As soon as you place your customers and they download the timer app onto their machine, the desktop program not only monitors time but will require screenshots randomly or at custom intervals, such as three screenshots each minute. This applies not only to the user’s main display but any connected monitors as well. Hubstaff doesn’t log keys however, it will track the activity provided through the mouse and computer keyboard, providing employers a calculation of how busy the worker is. This data all winds up around the Hubstaff dashboard from the Activity tab. This is where you can then select an individual from the drop-down menu to see their screenshots correlated with activity data.
When it comes to application and URL tracking, Hubstaff goes beyond simply tracking time to learn what sites and apps a worker visited or opened and how long they had been there. The Reports section may then run custom queries on vectors like program usage mapped against time and activity. Hubstaff incorporates with project and job management tools such as Asana and Trello to filter reports by particular tasks or projects to monitor productivity.
One unique employee tracking feature supplied is GPS location monitoring through Hubstaff’s mobile program. While the mobile app can’t take screenshots or capture mobile app and site activity, it allows you to monitor and log place for employees working in the area. While the thickness of tracking data and surveillance features can not step up to a powerhouse tool such as Teramind, our Editors’ Choice for employee tracking, Hubstaff includes a helpful choice of attributes for companies that want a little more oversight.
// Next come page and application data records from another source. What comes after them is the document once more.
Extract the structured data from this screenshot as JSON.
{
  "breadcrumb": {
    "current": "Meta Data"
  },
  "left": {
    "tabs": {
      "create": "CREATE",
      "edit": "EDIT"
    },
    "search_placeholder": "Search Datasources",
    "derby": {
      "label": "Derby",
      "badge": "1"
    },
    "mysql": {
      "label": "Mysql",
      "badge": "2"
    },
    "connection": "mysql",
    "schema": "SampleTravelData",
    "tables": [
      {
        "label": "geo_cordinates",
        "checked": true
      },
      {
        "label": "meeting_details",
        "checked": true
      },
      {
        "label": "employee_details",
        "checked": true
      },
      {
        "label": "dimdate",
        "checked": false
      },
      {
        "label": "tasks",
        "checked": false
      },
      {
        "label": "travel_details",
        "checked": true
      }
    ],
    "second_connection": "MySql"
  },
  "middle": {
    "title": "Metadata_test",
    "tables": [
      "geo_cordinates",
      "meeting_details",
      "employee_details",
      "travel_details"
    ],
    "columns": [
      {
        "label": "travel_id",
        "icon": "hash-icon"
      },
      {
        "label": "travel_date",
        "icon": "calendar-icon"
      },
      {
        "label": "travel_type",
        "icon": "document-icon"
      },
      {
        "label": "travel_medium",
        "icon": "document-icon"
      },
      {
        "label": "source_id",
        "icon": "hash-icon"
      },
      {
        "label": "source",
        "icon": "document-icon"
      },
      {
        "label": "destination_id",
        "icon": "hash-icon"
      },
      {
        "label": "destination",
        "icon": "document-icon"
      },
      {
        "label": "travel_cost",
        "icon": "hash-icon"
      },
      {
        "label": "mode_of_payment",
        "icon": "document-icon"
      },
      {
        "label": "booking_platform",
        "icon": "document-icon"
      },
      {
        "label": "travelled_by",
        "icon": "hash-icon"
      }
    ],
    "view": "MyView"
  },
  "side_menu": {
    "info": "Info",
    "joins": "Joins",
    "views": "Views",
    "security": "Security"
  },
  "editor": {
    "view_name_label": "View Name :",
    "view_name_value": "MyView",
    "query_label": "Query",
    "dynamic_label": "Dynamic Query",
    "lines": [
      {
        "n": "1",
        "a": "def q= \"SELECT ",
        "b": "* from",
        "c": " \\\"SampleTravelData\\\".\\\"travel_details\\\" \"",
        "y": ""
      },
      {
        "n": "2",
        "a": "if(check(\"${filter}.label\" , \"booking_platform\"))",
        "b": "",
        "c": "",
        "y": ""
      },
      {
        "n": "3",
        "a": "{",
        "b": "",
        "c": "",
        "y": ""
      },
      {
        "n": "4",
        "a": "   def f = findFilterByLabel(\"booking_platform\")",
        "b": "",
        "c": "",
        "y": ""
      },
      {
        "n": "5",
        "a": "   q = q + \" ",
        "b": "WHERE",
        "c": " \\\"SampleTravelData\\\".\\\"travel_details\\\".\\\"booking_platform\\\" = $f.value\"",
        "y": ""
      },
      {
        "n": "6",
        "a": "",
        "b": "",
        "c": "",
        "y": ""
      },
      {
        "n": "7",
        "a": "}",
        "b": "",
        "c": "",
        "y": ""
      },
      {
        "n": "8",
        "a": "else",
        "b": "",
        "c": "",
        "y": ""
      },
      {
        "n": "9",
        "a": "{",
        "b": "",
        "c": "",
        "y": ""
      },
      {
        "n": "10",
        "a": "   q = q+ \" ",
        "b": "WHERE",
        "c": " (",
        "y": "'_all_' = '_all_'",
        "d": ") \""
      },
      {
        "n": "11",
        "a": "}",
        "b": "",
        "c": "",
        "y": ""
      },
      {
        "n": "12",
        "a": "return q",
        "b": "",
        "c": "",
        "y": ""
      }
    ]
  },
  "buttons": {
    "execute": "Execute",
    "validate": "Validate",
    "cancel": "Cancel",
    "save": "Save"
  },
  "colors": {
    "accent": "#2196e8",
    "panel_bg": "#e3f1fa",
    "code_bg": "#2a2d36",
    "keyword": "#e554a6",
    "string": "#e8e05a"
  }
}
Hubstaff Remove Screenshots
Hubstaff is an easy-to-administer, feature-rich, time monitoring tool. If you are diligent about tracking employee behavior while on the clock, then there is no better software accessible than Hubstaff. You’ll have the ability to log screenshots, track keystroke volume, and route moves via GPS monitoring.
Regrettably, if you’re looking for a platform which goes the excess mile to allow customization, irregular information entry, or even a more advanced reporting structure, then Hubstaff won’t be perfect for you. Additionally, should you choose a different program, your employees will thank you for not requiring them to download a secondary program for monitoring time–especially once you consider that every other tool we examined makes this potential within the confines of their online UI. Hubstaff Remove Screenshots